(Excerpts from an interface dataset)
* * *
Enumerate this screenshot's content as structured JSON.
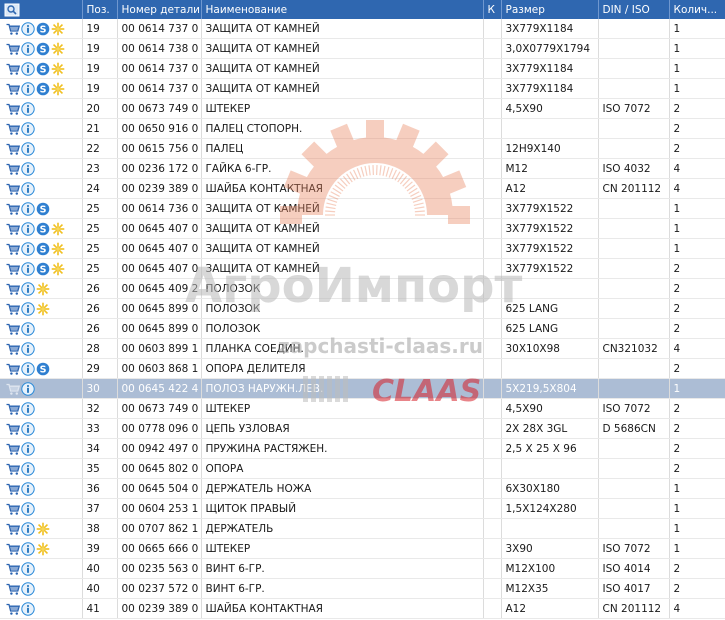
{
  "table": {
    "columns": [
      "",
      "Поз.",
      "Номер детали",
      "Наименование",
      "К",
      "Размер",
      "DIN / ISO",
      "Колич..."
    ],
    "rows": [
      {
        "icons": [
          "cart",
          "info",
          "s",
          "star"
        ],
        "pos": "19",
        "part": "00 0614 737 0",
        "name": "ЗАЩИТА ОТ КАМНЕЙ",
        "k": "",
        "size": "3X779X1184",
        "din": "",
        "qty": "1"
      },
      {
        "icons": [
          "cart",
          "info",
          "s",
          "star"
        ],
        "pos": "19",
        "part": "00 0614 738 0",
        "name": "ЗАЩИТА ОТ КАМНЕЙ",
        "k": "",
        "size": "3,0X0779X1794",
        "din": "",
        "qty": "1"
      },
      {
        "icons": [
          "cart",
          "info",
          "s",
          "star"
        ],
        "pos": "19",
        "part": "00 0614 737 0",
        "name": "ЗАЩИТА ОТ КАМНЕЙ",
        "k": "",
        "size": "3X779X1184",
        "din": "",
        "qty": "1"
      },
      {
        "icons": [
          "cart",
          "info",
          "s",
          "star"
        ],
        "pos": "19",
        "part": "00 0614 737 0",
        "name": "ЗАЩИТА ОТ КАМНЕЙ",
        "k": "",
        "size": "3X779X1184",
        "din": "",
        "qty": "1"
      },
      {
        "icons": [
          "cart",
          "info"
        ],
        "pos": "20",
        "part": "00 0673 749 0",
        "name": "ШТЕКЕР",
        "k": "",
        "size": "4,5X90",
        "din": "ISO 7072",
        "qty": "2"
      },
      {
        "icons": [
          "cart",
          "info"
        ],
        "pos": "21",
        "part": "00 0650 916 0",
        "name": "ПАЛЕЦ СТОПОРН.",
        "k": "",
        "size": "",
        "din": "",
        "qty": "2"
      },
      {
        "icons": [
          "cart",
          "info"
        ],
        "pos": "22",
        "part": "00 0615 756 0",
        "name": "ПАЛЕЦ",
        "k": "",
        "size": "12H9X140",
        "din": "",
        "qty": "2"
      },
      {
        "icons": [
          "cart",
          "info"
        ],
        "pos": "23",
        "part": "00 0236 172 0",
        "name": "ГАЙКА 6-ГР.",
        "k": "",
        "size": "M12",
        "din": "ISO 4032",
        "qty": "4"
      },
      {
        "icons": [
          "cart",
          "info"
        ],
        "pos": "24",
        "part": "00 0239 389 0",
        "name": "ШАЙБА КОНТАКТНАЯ",
        "k": "",
        "size": "A12",
        "din": "CN 201112",
        "qty": "4"
      },
      {
        "icons": [
          "cart",
          "info",
          "s"
        ],
        "pos": "25",
        "part": "00 0614 736 0",
        "name": "ЗАЩИТА ОТ КАМНЕЙ",
        "k": "",
        "size": "3X779X1522",
        "din": "",
        "qty": "1"
      },
      {
        "icons": [
          "cart",
          "info",
          "s",
          "star"
        ],
        "pos": "25",
        "part": "00 0645 407 0",
        "name": "ЗАЩИТА ОТ КАМНЕЙ",
        "k": "",
        "size": "3X779X1522",
        "din": "",
        "qty": "1"
      },
      {
        "icons": [
          "cart",
          "info",
          "s",
          "star"
        ],
        "pos": "25",
        "part": "00 0645 407 0",
        "name": "ЗАЩИТА ОТ КАМНЕЙ",
        "k": "",
        "size": "3X779X1522",
        "din": "",
        "qty": "1"
      },
      {
        "icons": [
          "cart",
          "info",
          "s",
          "star"
        ],
        "pos": "25",
        "part": "00 0645 407 0",
        "name": "ЗАЩИТА ОТ КАМНЕЙ",
        "k": "",
        "size": "3X779X1522",
        "din": "",
        "qty": "2"
      },
      {
        "icons": [
          "cart",
          "info",
          "star"
        ],
        "pos": "26",
        "part": "00 0645 409 2",
        "name": "ПОЛОЗОК",
        "k": "",
        "size": "",
        "din": "",
        "qty": "2"
      },
      {
        "icons": [
          "cart",
          "info",
          "star"
        ],
        "pos": "26",
        "part": "00 0645 899 0",
        "name": "ПОЛОЗОК",
        "k": "",
        "size": "625 LANG",
        "din": "",
        "qty": "2"
      },
      {
        "icons": [
          "cart",
          "info"
        ],
        "pos": "26",
        "part": "00 0645 899 0",
        "name": "ПОЛОЗОК",
        "k": "",
        "size": "625 LANG",
        "din": "",
        "qty": "2"
      },
      {
        "icons": [
          "cart",
          "info"
        ],
        "pos": "28",
        "part": "00 0603 899 1",
        "name": "ПЛАНКА СОЕДИН.",
        "k": "",
        "size": "30X10X98",
        "din": "CN321032",
        "qty": "4"
      },
      {
        "icons": [
          "cart",
          "info",
          "s"
        ],
        "pos": "29",
        "part": "00 0603 868 1",
        "name": "ОПОРА ДЕЛИТЕЛЯ",
        "k": "",
        "size": "",
        "din": "",
        "qty": "2"
      },
      {
        "icons": [
          "cartsel",
          "info"
        ],
        "pos": "30",
        "part": "00 0645 422 4",
        "name": "ПОЛОЗ НАРУЖН.ЛЕВ.",
        "k": "",
        "size": "5X219,5X804",
        "din": "",
        "qty": "1",
        "selected": true
      },
      {
        "icons": [
          "cart",
          "info"
        ],
        "pos": "32",
        "part": "00 0673 749 0",
        "name": "ШТЕКЕР",
        "k": "",
        "size": "4,5X90",
        "din": "ISO 7072",
        "qty": "2"
      },
      {
        "icons": [
          "cart",
          "info"
        ],
        "pos": "33",
        "part": "00 0778 096 0",
        "name": "ЦЕПЬ УЗЛОВАЯ",
        "k": "",
        "size": "2X 28X  3GL",
        "din": "D 5686CN",
        "qty": "2"
      },
      {
        "icons": [
          "cart",
          "info"
        ],
        "pos": "34",
        "part": "00 0942 497 0",
        "name": "ПРУЖИНА РАСТЯЖЕН.",
        "k": "",
        "size": "2,5 X 25  X 96",
        "din": "",
        "qty": "2"
      },
      {
        "icons": [
          "cart",
          "info"
        ],
        "pos": "35",
        "part": "00 0645 802 0",
        "name": "ОПОРА",
        "k": "",
        "size": "",
        "din": "",
        "qty": "2"
      },
      {
        "icons": [
          "cart",
          "info"
        ],
        "pos": "36",
        "part": "00 0645 504 0",
        "name": "ДЕРЖАТЕЛЬ НОЖА",
        "k": "",
        "size": "6X30X180",
        "din": "",
        "qty": "1"
      },
      {
        "icons": [
          "cart",
          "info"
        ],
        "pos": "37",
        "part": "00 0604 253 1",
        "name": "ЩИТОК ПРАВЫЙ",
        "k": "",
        "size": "1,5X124X280",
        "din": "",
        "qty": "1"
      },
      {
        "icons": [
          "cart",
          "info",
          "star"
        ],
        "pos": "38",
        "part": "00 0707 862 1",
        "name": "ДЕРЖАТЕЛЬ",
        "k": "",
        "size": "",
        "din": "",
        "qty": "1"
      },
      {
        "icons": [
          "cart",
          "info",
          "star"
        ],
        "pos": "39",
        "part": "00 0665 666 0",
        "name": "ШТЕКЕР",
        "k": "",
        "size": "3X90",
        "din": "ISO 7072",
        "qty": "1"
      },
      {
        "icons": [
          "cart",
          "info"
        ],
        "pos": "40",
        "part": "00 0235 563 0",
        "name": "ВИНТ 6-ГР.",
        "k": "",
        "size": "M12X100",
        "din": "ISO 4014",
        "qty": "2"
      },
      {
        "icons": [
          "cart",
          "info"
        ],
        "pos": "40",
        "part": "00 0237 572 0",
        "name": "ВИНТ 6-ГР.",
        "k": "",
        "size": "M12X35",
        "din": "ISO 4017",
        "qty": "2"
      },
      {
        "icons": [
          "cart",
          "info"
        ],
        "pos": "41",
        "part": "00 0239 389 0",
        "name": "ШАЙБА КОНТАКТНАЯ",
        "k": "",
        "size": "A12",
        "din": "CN 201112",
        "qty": "4"
      }
    ]
  },
  "watermark": {
    "brand": "АгроИмпорт",
    "site": "zapchasti-claas.ru",
    "logo": "CLAAS"
  },
  "colors": {
    "header_bg": "#2f67b0",
    "selected_row": "#9eb2ce",
    "cart_icon": "#2a63b0",
    "info_icon": "#2a8ad8",
    "star_icon": "#f0c020",
    "watermark_gear": "#e9805a",
    "watermark_logo": "#d6202a"
  }
}
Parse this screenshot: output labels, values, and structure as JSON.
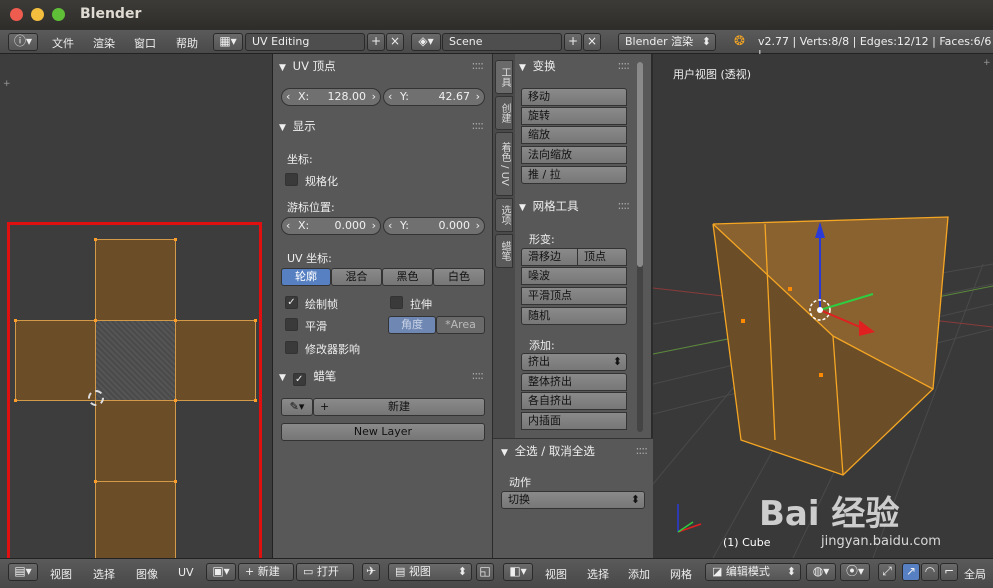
{
  "window": {
    "title": "Blender"
  },
  "info_header": {
    "menus": [
      "文件",
      "渲染",
      "窗口",
      "帮助"
    ],
    "layout_name": "UV Editing",
    "scene_name": "Scene",
    "render_engine": "Blender 渲染",
    "stats": "v2.77 | Verts:8/8 | Edges:12/12 | Faces:6/6 |"
  },
  "uv_vertex_panel": {
    "title": "UV 顶点",
    "x_label": "X:",
    "x_value": "128.00",
    "y_label": "Y:",
    "y_value": "42.67"
  },
  "display_panel": {
    "title": "显示",
    "coords_label": "坐标:",
    "normalized_label": "规格化",
    "cursor_label": "游标位置:",
    "cursor_x_label": "X:",
    "cursor_x": "0.000",
    "cursor_y_label": "Y:",
    "cursor_y": "0.000",
    "uv_coords_label": "UV 坐标:",
    "uv_modes": [
      "轮廓",
      "混合",
      "黑色",
      "白色"
    ],
    "draw_faces_label": "绘制帧",
    "stretch_label": "拉伸",
    "smooth_label": "平滑",
    "angle_label": "角度",
    "area_label": "*Area",
    "modifier_label": "修改器影响"
  },
  "grease_panel": {
    "title": "蜡笔",
    "new_label": "新建",
    "new_layer_label": "New Layer"
  },
  "shelf_tabs": [
    "工具",
    "创建",
    "着色 / UV",
    "选项",
    "蜡笔"
  ],
  "transform_panel": {
    "title": "变换",
    "buttons": [
      "移动",
      "旋转",
      "缩放",
      "法向缩放",
      "推 / 拉"
    ]
  },
  "mesh_tools_panel": {
    "title": "网格工具",
    "deform_label": "形变:",
    "slide_edge": "滑移边",
    "vertex": "顶点",
    "buttons": [
      "噪波",
      "平滑顶点",
      "随机"
    ],
    "add_label": "添加:",
    "extrude_dropdown": "挤出",
    "add_buttons": [
      "整体挤出",
      "各自挤出",
      "内插面"
    ]
  },
  "last_operator": {
    "title": "全选 / 取消全选",
    "action_label": "动作",
    "action_value": "切换"
  },
  "viewport": {
    "view_label": "用户视图 (透视)",
    "object_label": "(1) Cube"
  },
  "uv_header": {
    "menus": [
      "视图",
      "选择",
      "图像",
      "UV"
    ],
    "new_label": "新建",
    "open_label": "打开",
    "view_dropdown": "视图"
  },
  "viewport_header": {
    "menus": [
      "视图",
      "选择",
      "添加",
      "网格"
    ],
    "mode_dropdown": "编辑模式",
    "global_label": "全局"
  },
  "watermark": {
    "text": "Bai 经验",
    "url": "jingyan.baidu.com"
  },
  "colors": {
    "selection_box": "#e01010",
    "mesh_orange": "#f5a623",
    "face_brown": "#6b4d28"
  }
}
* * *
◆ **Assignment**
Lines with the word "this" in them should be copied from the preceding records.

◆ **Solution below**
Enumerate this screenshot's content as structured JSON.
Parse this screenshot: output labels, values, and structure as JSON.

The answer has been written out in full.